Repeat every entry exactly as it stands. Omit the images.

+++++

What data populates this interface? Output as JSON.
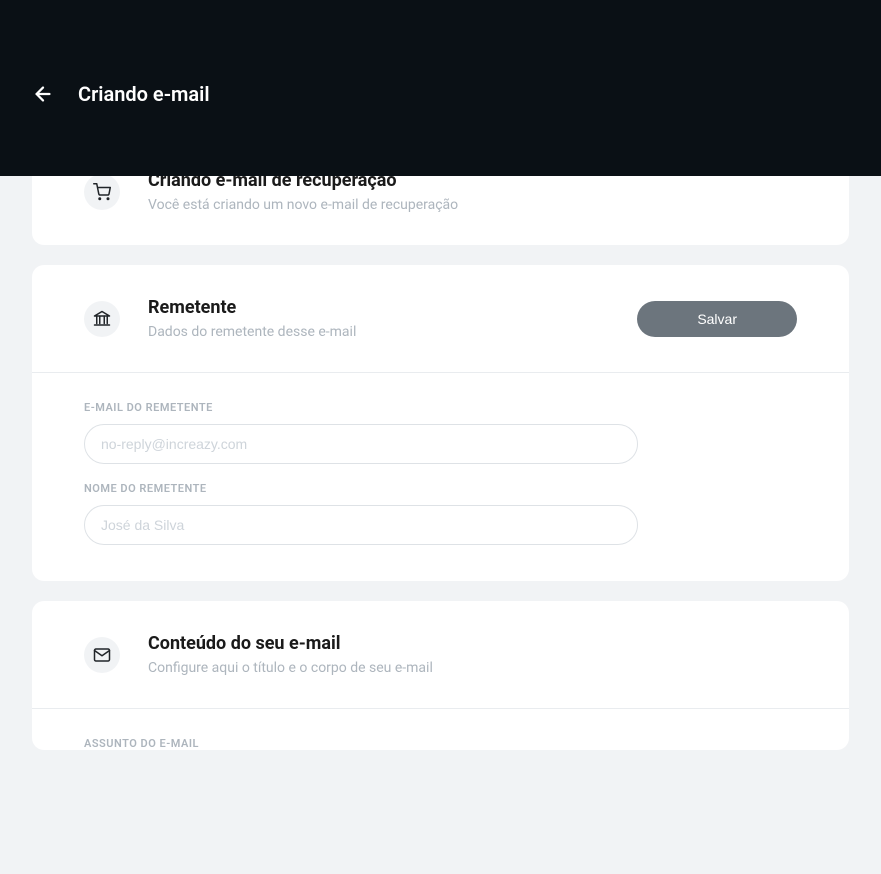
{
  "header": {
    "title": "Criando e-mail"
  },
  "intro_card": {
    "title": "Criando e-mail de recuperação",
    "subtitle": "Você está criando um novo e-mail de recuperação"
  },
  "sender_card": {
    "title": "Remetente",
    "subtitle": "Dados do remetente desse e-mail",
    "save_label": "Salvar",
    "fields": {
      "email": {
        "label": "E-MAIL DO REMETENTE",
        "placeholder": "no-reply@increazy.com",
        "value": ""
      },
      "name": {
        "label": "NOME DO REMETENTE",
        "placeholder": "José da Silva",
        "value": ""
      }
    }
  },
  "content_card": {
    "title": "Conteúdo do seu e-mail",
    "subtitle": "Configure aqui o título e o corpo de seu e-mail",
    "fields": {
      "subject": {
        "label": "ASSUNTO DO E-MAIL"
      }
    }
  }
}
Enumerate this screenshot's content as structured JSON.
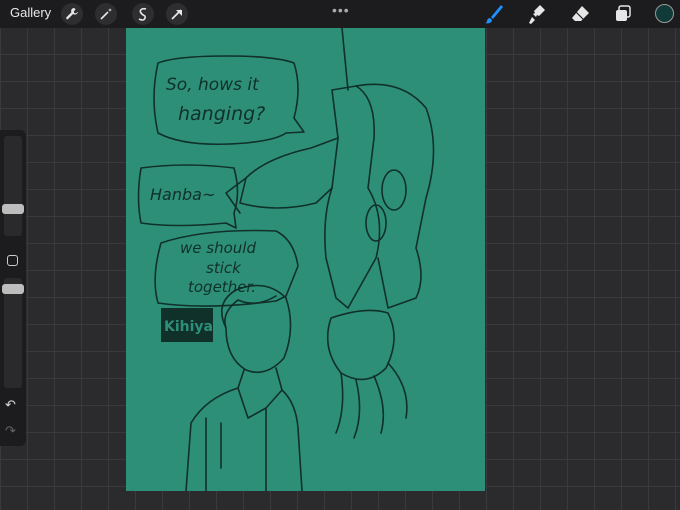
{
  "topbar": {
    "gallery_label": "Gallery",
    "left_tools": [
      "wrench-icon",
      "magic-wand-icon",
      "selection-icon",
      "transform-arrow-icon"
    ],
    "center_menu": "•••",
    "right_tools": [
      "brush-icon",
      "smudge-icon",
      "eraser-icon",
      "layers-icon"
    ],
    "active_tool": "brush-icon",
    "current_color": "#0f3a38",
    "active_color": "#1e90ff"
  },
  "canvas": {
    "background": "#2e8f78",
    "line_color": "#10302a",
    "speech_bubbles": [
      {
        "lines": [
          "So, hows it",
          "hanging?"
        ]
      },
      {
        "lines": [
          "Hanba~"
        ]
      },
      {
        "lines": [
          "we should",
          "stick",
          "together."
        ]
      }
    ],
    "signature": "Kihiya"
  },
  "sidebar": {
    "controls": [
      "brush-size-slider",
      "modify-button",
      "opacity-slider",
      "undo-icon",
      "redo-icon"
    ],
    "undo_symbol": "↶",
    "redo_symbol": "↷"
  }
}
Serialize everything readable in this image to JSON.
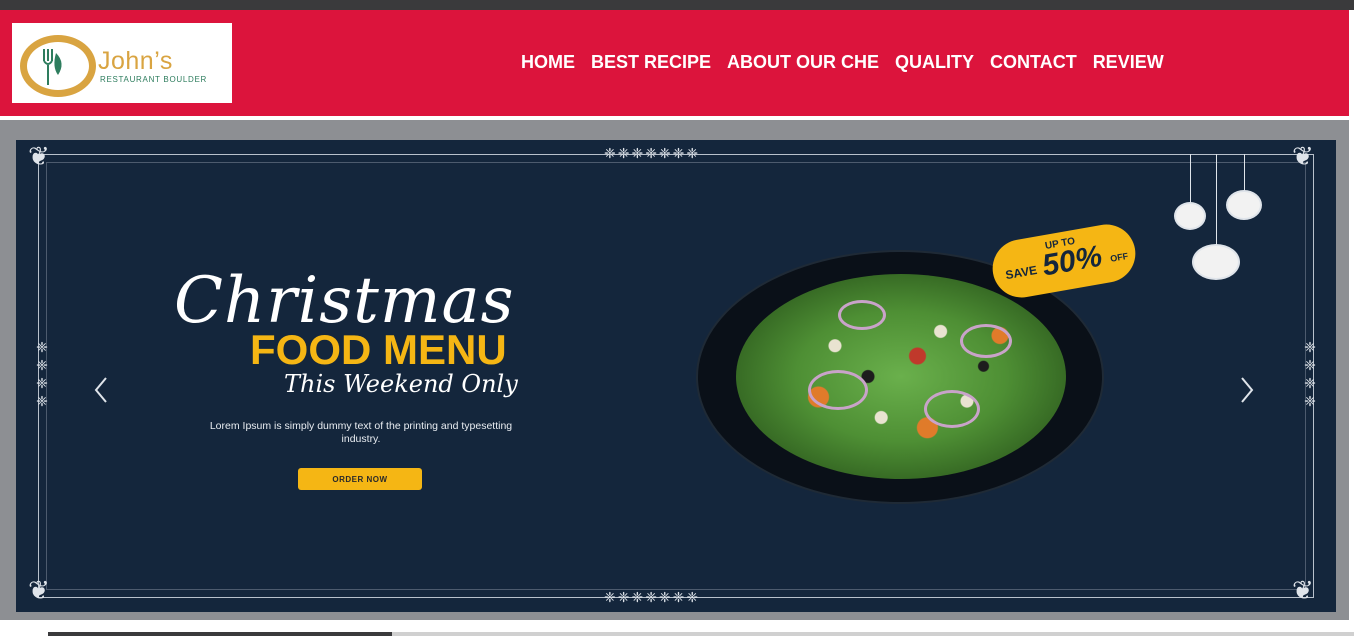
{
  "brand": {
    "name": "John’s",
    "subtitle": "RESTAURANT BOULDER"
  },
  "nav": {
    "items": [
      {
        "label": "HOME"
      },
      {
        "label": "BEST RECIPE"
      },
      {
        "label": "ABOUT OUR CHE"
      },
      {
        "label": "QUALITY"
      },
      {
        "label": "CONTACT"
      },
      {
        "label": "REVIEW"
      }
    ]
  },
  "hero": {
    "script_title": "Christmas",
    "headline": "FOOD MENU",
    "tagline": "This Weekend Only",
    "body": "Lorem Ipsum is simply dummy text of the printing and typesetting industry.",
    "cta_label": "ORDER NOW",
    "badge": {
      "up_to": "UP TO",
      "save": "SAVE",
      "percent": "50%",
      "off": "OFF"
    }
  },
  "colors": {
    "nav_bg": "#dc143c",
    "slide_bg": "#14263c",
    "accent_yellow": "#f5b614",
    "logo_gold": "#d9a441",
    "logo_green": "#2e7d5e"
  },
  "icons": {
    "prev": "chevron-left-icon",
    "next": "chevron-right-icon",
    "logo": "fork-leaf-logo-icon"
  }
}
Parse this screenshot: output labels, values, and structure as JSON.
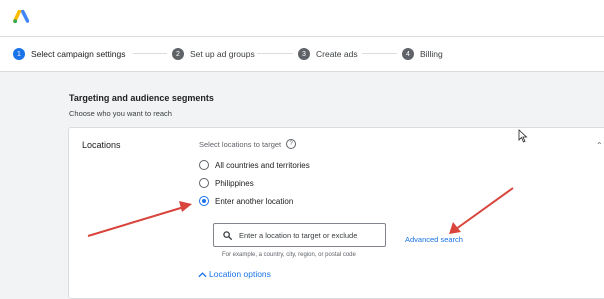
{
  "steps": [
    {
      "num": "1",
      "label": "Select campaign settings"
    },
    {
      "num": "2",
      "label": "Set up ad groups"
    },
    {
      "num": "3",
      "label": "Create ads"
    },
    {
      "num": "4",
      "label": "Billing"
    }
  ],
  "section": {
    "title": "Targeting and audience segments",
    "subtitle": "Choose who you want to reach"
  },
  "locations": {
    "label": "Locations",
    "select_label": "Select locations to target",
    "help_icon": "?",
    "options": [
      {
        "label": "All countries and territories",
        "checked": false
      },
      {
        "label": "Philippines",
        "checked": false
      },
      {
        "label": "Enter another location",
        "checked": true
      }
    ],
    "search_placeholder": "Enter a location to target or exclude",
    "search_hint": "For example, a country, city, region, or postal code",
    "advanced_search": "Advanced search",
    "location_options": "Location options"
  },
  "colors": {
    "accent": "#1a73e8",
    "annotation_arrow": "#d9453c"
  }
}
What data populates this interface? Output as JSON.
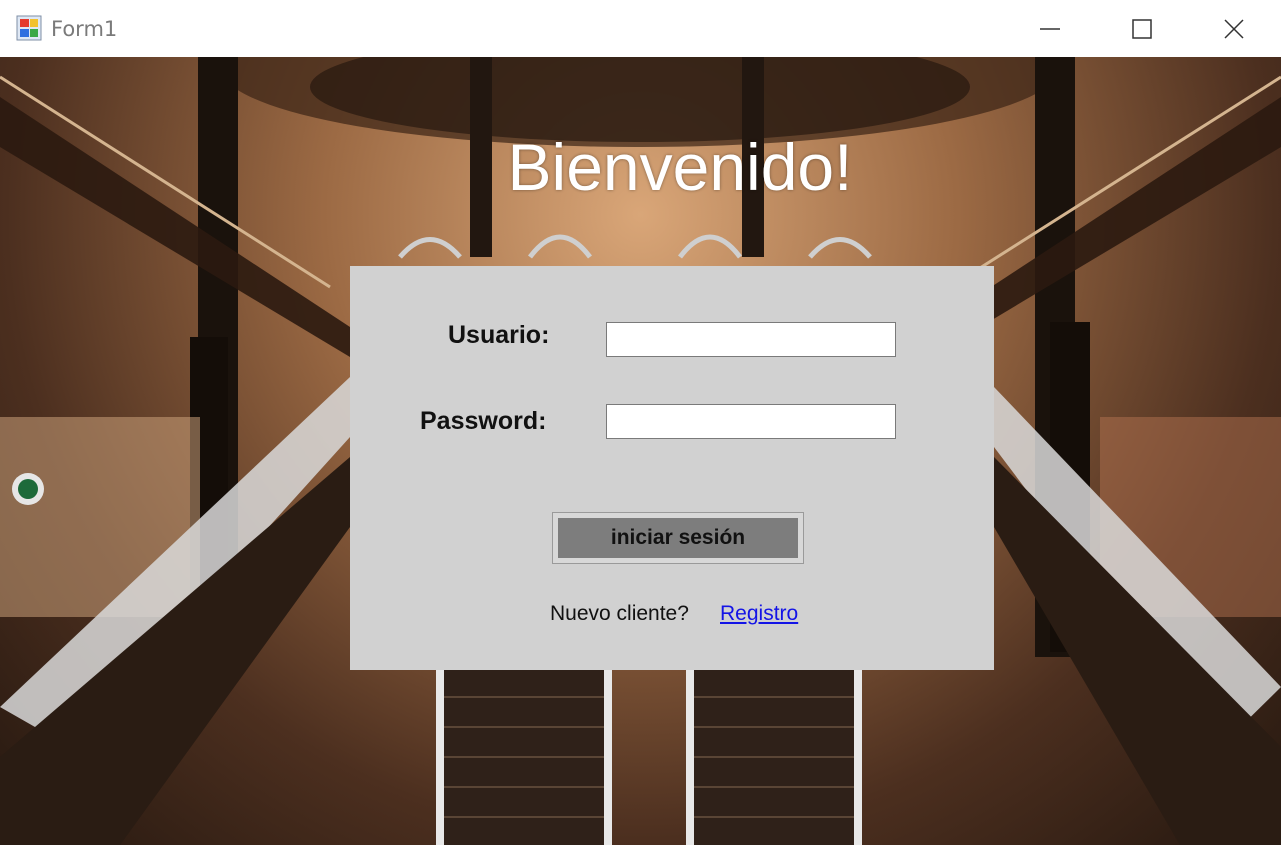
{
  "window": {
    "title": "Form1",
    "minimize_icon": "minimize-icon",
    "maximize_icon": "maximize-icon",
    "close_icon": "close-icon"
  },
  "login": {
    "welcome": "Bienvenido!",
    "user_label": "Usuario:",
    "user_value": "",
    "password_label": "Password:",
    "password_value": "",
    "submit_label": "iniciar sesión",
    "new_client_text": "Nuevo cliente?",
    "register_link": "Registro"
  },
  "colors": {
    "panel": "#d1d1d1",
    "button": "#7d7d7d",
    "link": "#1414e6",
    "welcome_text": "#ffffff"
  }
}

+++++

OUTPUT BELOW:
What data populates this interface? Output as JSON.
{
  "header": {
    "title": "Criando e-mail"
  },
  "intro_card": {
    "title": "Criando e-mail de recuperação",
    "subtitle": "Você está criando um novo e-mail de recuperação"
  },
  "sender_card": {
    "title": "Remetente",
    "subtitle": "Dados do remetente desse e-mail",
    "save_label": "Salvar",
    "fields": {
      "email": {
        "label": "E-MAIL DO REMETENTE",
        "placeholder": "no-reply@increazy.com",
        "value": ""
      },
      "name": {
        "label": "NOME DO REMETENTE",
        "placeholder": "José da Silva",
        "value": ""
      }
    }
  },
  "content_card": {
    "title": "Conteúdo do seu e-mail",
    "subtitle": "Configure aqui o título e o corpo de seu e-mail",
    "fields": {
      "subject": {
        "label": "ASSUNTO DO E-MAIL"
      }
    }
  }
}
Enumerate this screenshot's content as structured JSON.
{
  "topbar": {
    "gallery_label": "Gallery",
    "left_tools": [
      "wrench-icon",
      "magic-wand-icon",
      "selection-icon",
      "transform-arrow-icon"
    ],
    "center_menu": "•••",
    "right_tools": [
      "brush-icon",
      "smudge-icon",
      "eraser-icon",
      "layers-icon"
    ],
    "active_tool": "brush-icon",
    "current_color": "#0f3a38",
    "active_color": "#1e90ff"
  },
  "canvas": {
    "background": "#2e8f78",
    "line_color": "#10302a",
    "speech_bubbles": [
      {
        "lines": [
          "So, hows it",
          "hanging?"
        ]
      },
      {
        "lines": [
          "Hanba~"
        ]
      },
      {
        "lines": [
          "we should",
          "stick",
          "together."
        ]
      }
    ],
    "signature": "Kihiya"
  },
  "sidebar": {
    "controls": [
      "brush-size-slider",
      "modify-button",
      "opacity-slider",
      "undo-icon",
      "redo-icon"
    ],
    "undo_symbol": "↶",
    "redo_symbol": "↷"
  }
}
Serialize everything readable in this image to JSON.
{
  "brand": {
    "name": "John’s",
    "subtitle": "RESTAURANT BOULDER"
  },
  "nav": {
    "items": [
      {
        "label": "HOME"
      },
      {
        "label": "BEST RECIPE"
      },
      {
        "label": "ABOUT OUR CHE"
      },
      {
        "label": "QUALITY"
      },
      {
        "label": "CONTACT"
      },
      {
        "label": "REVIEW"
      }
    ]
  },
  "hero": {
    "script_title": "Christmas",
    "headline": "FOOD MENU",
    "tagline": "This Weekend Only",
    "body": "Lorem Ipsum is simply dummy text of the printing and typesetting industry.",
    "cta_label": "ORDER NOW",
    "badge": {
      "up_to": "UP TO",
      "save": "SAVE",
      "percent": "50%",
      "off": "OFF"
    }
  },
  "colors": {
    "nav_bg": "#dc143c",
    "slide_bg": "#14263c",
    "accent_yellow": "#f5b614",
    "logo_gold": "#d9a441",
    "logo_green": "#2e7d5e"
  },
  "icons": {
    "prev": "chevron-left-icon",
    "next": "chevron-right-icon",
    "logo": "fork-leaf-logo-icon"
  }
}
Parse this screenshot: output labels, values, and structure as JSON.
{
  "steps": [
    {
      "num": "1",
      "label": "Select campaign settings"
    },
    {
      "num": "2",
      "label": "Set up ad groups"
    },
    {
      "num": "3",
      "label": "Create ads"
    },
    {
      "num": "4",
      "label": "Billing"
    }
  ],
  "section": {
    "title": "Targeting and audience segments",
    "subtitle": "Choose who you want to reach"
  },
  "locations": {
    "label": "Locations",
    "select_label": "Select locations to target",
    "help_icon": "?",
    "options": [
      {
        "label": "All countries and territories",
        "checked": false
      },
      {
        "label": "Philippines",
        "checked": false
      },
      {
        "label": "Enter another location",
        "checked": true
      }
    ],
    "search_placeholder": "Enter a location to target or exclude",
    "search_hint": "For example, a country, city, region, or postal code",
    "advanced_search": "Advanced search",
    "location_options": "Location options"
  },
  "colors": {
    "accent": "#1a73e8",
    "annotation_arrow": "#d9453c"
  }
}
What data populates this interface? Output as JSON.
{
  "window": {
    "title": "Form1",
    "minimize_icon": "minimize-icon",
    "maximize_icon": "maximize-icon",
    "close_icon": "close-icon"
  },
  "login": {
    "welcome": "Bienvenido!",
    "user_label": "Usuario:",
    "user_value": "",
    "password_label": "Password:",
    "password_value": "",
    "submit_label": "iniciar sesión",
    "new_client_text": "Nuevo cliente?",
    "register_link": "Registro"
  },
  "colors": {
    "panel": "#d1d1d1",
    "button": "#7d7d7d",
    "link": "#1414e6",
    "welcome_text": "#ffffff"
  }
}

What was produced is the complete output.